Dynamic Ecosystems – Remember it! & Test it!

Dynamic Ecosystems – Remember it! & Test it!

  • Natural change within an ecosystem is known as succession.
  • Primary succession is where an ecosystem begins with an environment in which there are no species, like bare rock.
  • The first colonisers are usually lichen.
  • Moses can grow on lichen and a thin layer of soil forms.
  • Pioneer species can take root on the thin soil and encourage more soil production.
  • Secondary success is where there are a few species.
  • Herbaceous plants can then take root and are followed by larger plants.
  • Trees grow more slowly but their size eventually kills of the shrubs and encourages shade-tolerant species.
  • Once the climax community is reached succession stops.
  • Each stage is known as a seral stage and together they’re known as a sere.
  • Human kept landscapes, like gardens and farmland, are artificial climaxes or plagioclimaxes.
  • Conservation of a habitat usually involves managing succession. This ensures particular habitats are preserved.
  • Evidence-based conservation management involves collecting and analysing data on past conservation activities and then using this to make decisions.



1. A group of ecologist studied three abandoned crop fields over a period of 60 years. They noted the following trends:
i. The soil nitrate concentration rose
ii. The percentage cover of bare soil decreased
iii. The number of woody plants rose
iv. The number of small annual plants decreased

a) Explain why the soil nitrate concentration changed.

b) The coloniser and pioneer plants have different characteristics. For example, pioneer seeds germinate better with fluctuating temperatures. Why is this is an advantage?

c) What would be the advantage for a plant that colonised 50 years before to photosynthesis best at low light intensities?

2. An ecosystem is not a fixed entity: it is in fact, constantly changing over time.

  1. Give an example for each of the following:
    1. pioneer
    2. herbaceous plant
    3. What is the difference in habitat in which pioneers and herbaceous plants can grow?
    4. Explain what a climax community is.
    5. What kind of community is a garden known as?



a) There was an increase in dead organisms which increased the amount of humus and decomposition. This led to an increase in nitrification and nitrogen fixation.

b) The temperatures in bare soil fluctuate and at the start of succession there’s more bare soil and few plants.

c) These plants will survive in shady conditions, produced when the taller plants grow and block out the sunlight.


a) Answers include:
i. ferns, grasses
ii. dandelions, goose grass
b) Pioneers can grow in thin soil while herbaceous need more soil in which to grow their roots.

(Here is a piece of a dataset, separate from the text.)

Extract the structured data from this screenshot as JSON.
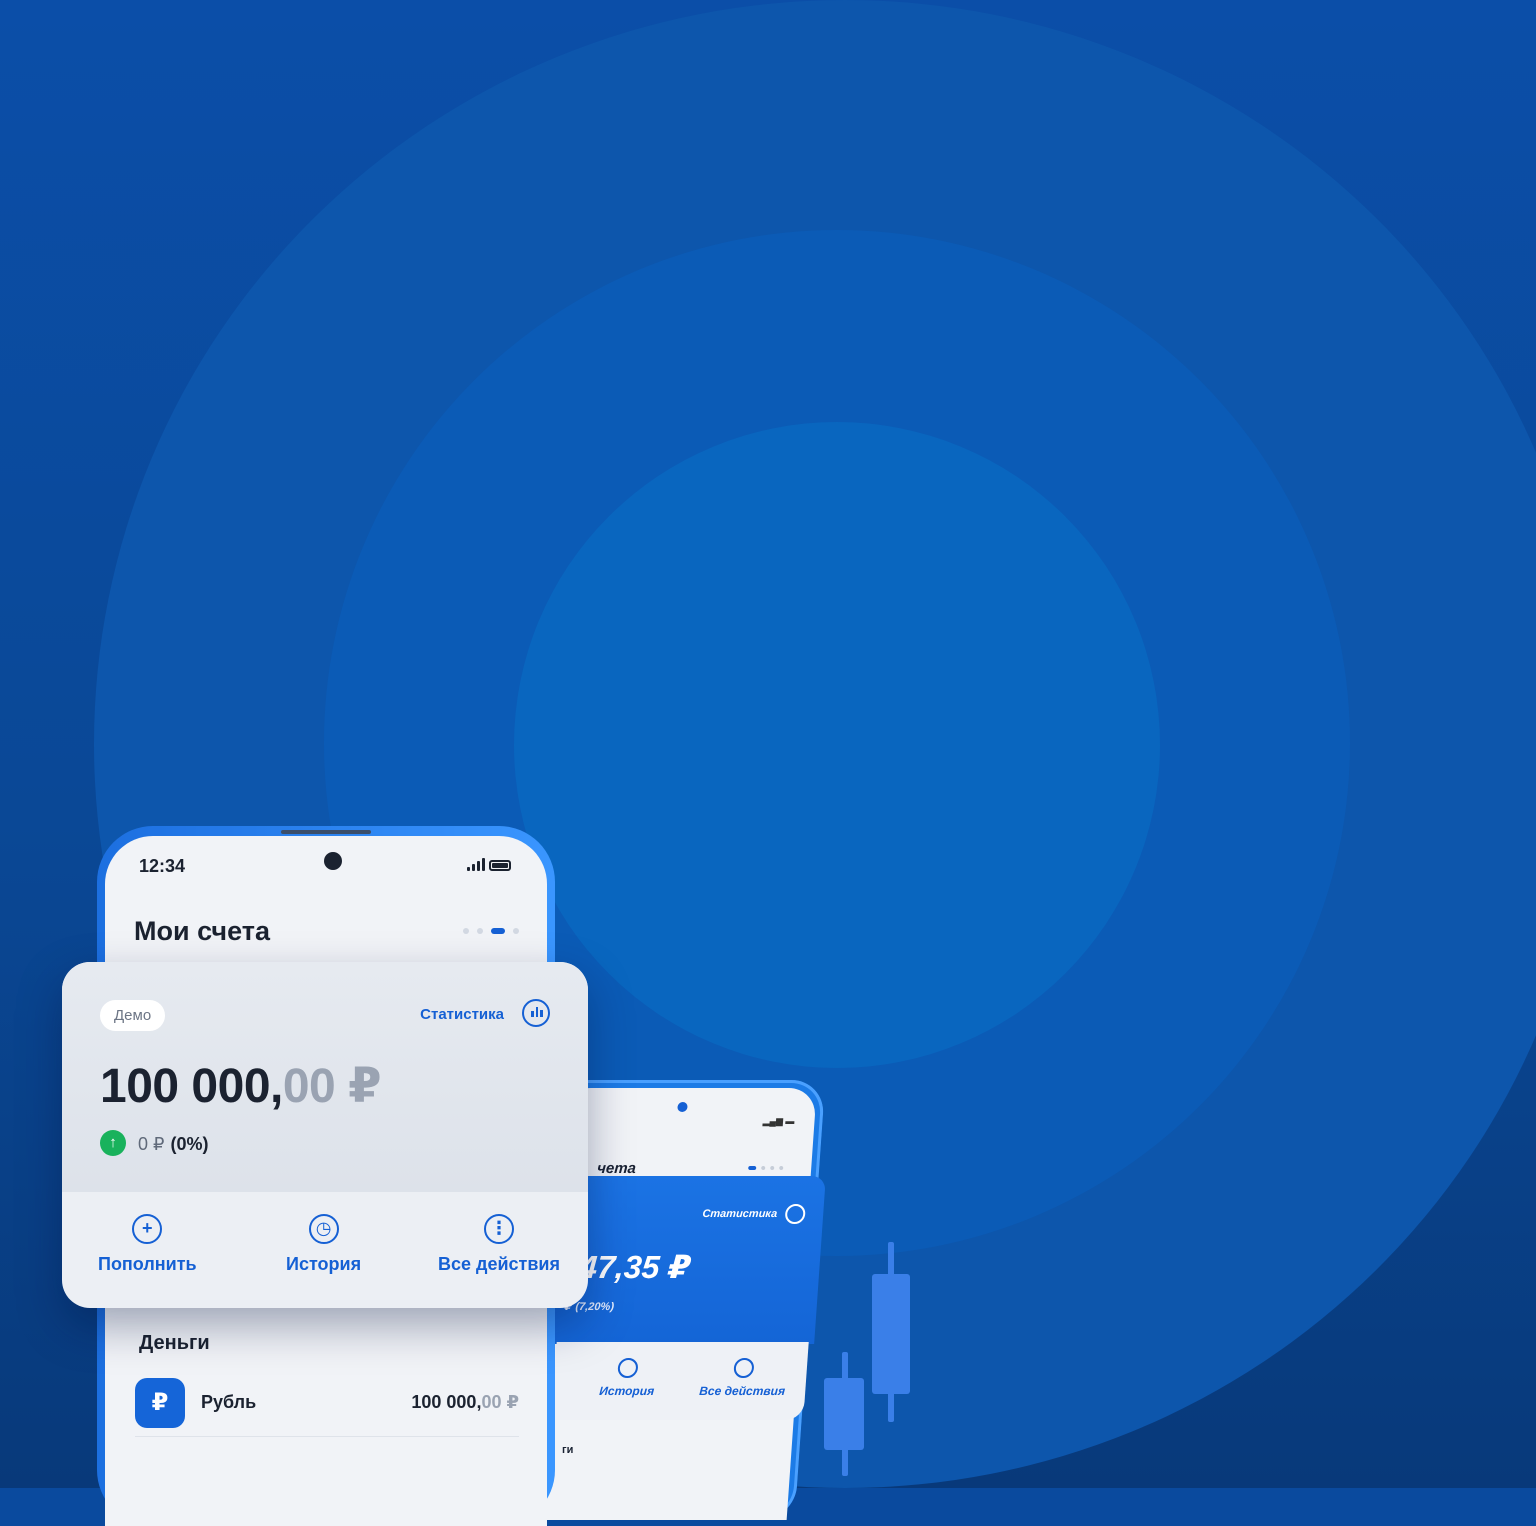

c) A food web composed of numerous trophic levels and comprised of a complexity of interactions at which succession stops.

d) An artificial climax/ plagioclimax